Duncan Clark, Hornsea Project One Programme Director said: “The north east is a hub of manufacturing excellence, and it’s great to see the growing offshore wind industry supporting real engineering jobs here. EEW OSB is a great example of that; in just two years the facility has revived and supplied increasing numbers of transition pieces for our offshore windfarms across the country, securing hundreds of Teesside jobs.
“Hornsea Project One will make a significant contribution to the UK’s carbon reduction targets. Developing the UK supply chain not only boosts the local economy, it will help us maintain the UK’s position as global offshore wind leader.”
Offshore construction for Hornsea Project One will begin later this year and the windfarm is expected to be fully operational in 2020.
Background information – Hornsea Project One foundations:
The project will consist of 174 turbines, that will all use the monopile foundation and transition piece design:
- November 2016 – Ørsted announced that EEW SPC would provide 116 monopile foundations for Hornsea Project One offshore windfarm
- January 2017 – Contracts signed for 96 transition pieces from Bladt Industries with 56 to be manufactured at Teesside-based EEW OSB
- February 2017 – Steelwind Nordenham contracted for 20 transition pieces with Teesside-based Wilton Engineering providing significant scope
- June 2017 – the company announced that monopile foundations will also be used for the remaining 58 foundations and in August 2017 that these would be supplied by EEW SPC.
Foundation contracts agreed for Hornsea Project One
|Monopile foundations||174||EEW SPC|
|Transition pieces||86||EEW OSB [56 via Bladt Industries, 30 via EEW SPC]|
|Transition pieces||68||Bladt Industries|
|Transition pieces||20||Steelwind Nordenham with Wilton Engineering|
 EEW OSB
The Teesside facility, previously owned by TAG Energy solutions, was reported as insolvent in 2014 losing around 100 jobs.
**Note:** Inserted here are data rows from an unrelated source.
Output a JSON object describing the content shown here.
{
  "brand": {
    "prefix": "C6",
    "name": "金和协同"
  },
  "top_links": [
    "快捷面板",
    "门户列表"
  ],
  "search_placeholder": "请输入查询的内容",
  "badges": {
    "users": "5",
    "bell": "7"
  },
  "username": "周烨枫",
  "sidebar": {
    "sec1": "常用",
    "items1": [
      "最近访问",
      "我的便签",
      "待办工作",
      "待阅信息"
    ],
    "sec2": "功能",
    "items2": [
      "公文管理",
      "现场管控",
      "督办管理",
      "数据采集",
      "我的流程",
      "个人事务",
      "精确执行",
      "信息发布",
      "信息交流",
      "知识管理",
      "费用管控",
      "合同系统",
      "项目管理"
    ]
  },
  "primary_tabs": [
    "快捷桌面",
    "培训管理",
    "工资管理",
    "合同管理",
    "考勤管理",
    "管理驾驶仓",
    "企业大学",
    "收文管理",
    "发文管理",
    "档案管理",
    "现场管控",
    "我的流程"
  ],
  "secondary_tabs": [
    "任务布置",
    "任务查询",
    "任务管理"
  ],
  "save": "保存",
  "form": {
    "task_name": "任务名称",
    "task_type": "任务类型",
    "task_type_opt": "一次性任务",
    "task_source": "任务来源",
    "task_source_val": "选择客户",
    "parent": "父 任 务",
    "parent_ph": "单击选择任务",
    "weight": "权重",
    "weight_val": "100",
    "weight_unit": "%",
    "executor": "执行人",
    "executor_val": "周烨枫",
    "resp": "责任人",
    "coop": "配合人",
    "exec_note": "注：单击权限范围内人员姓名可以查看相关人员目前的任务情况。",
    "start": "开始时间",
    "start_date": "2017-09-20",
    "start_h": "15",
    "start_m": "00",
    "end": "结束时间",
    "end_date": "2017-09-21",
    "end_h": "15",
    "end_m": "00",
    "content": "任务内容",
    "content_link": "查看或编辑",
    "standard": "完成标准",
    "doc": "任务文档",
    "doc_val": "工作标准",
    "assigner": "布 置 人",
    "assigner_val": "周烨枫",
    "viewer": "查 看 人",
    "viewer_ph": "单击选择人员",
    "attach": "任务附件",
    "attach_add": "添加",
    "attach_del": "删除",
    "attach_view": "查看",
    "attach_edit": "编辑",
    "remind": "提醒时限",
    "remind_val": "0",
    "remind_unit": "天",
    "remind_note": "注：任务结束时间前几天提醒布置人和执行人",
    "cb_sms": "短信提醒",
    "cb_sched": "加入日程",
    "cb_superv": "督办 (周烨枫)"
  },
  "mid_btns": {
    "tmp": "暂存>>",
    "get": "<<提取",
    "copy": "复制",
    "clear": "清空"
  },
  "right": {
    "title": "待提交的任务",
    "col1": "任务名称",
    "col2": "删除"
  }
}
In 2015 it was taken over by Bladt Industries and EEW SPC who formed Offshore Structures Britain (OSB). Their first order, for 16 transition pieces, came from Ørsted’s Burbo Bank Extension and one year later, Ørsted ordered 40 for its Walney Extension project. The order for Hornsea Project One will load the facility to full capacity until autumn 2018 and safeguard around 120 jobs in Teesside.
Ørsted is a renewable energy company that takes tangible action to create a world that runs entirely on green energy. Ørsted develops, constructs and operates offshore wind farms across Europe, Asia and the US, develops and operates bioenergy plants, innovative waste-to-energy solutions and provides smart energy products to its power distribution and energy customers. Headquartered in Denmark, Ørsted employs 5,800 people worldwide, including over 900 in the UK. Ørsted’s shares are listed on Nasdaq Copenhagen [Orsted]. In 2016, the company’s revenue was DKK 61 bn (EUR 8.2 bn).